- _Task requirements_
Within the records, find every line that includes the word "name" and copy it.

*** Begin section ***

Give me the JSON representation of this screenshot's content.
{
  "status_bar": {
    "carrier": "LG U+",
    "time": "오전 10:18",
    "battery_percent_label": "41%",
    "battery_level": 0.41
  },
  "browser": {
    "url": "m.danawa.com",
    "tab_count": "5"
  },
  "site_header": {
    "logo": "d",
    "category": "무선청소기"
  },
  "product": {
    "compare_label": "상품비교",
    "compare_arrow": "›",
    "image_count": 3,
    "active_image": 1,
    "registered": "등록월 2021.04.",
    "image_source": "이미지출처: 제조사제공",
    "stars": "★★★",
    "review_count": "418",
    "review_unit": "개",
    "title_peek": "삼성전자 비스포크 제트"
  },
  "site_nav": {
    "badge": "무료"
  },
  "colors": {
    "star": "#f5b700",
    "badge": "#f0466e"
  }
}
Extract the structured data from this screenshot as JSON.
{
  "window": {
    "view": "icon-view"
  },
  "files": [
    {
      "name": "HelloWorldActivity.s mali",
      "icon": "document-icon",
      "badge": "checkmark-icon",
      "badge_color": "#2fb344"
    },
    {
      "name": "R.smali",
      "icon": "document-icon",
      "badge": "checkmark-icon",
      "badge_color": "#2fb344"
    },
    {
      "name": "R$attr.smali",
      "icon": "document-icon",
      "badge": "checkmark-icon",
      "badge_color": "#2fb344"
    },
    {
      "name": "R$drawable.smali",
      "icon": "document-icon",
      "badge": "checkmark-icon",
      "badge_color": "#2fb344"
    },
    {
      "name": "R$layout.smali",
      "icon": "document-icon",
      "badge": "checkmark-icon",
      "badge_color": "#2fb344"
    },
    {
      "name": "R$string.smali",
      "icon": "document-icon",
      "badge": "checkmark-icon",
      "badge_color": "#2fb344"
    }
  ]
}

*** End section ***

- _Task answer_
      "name": "HelloWorldActivity.s mali",
      "name": "R.smali",
      "name": "R$attr.smali",
      "name": "R$drawable.smali",
      "name": "R$layout.smali",
      "name": "R$string.smali",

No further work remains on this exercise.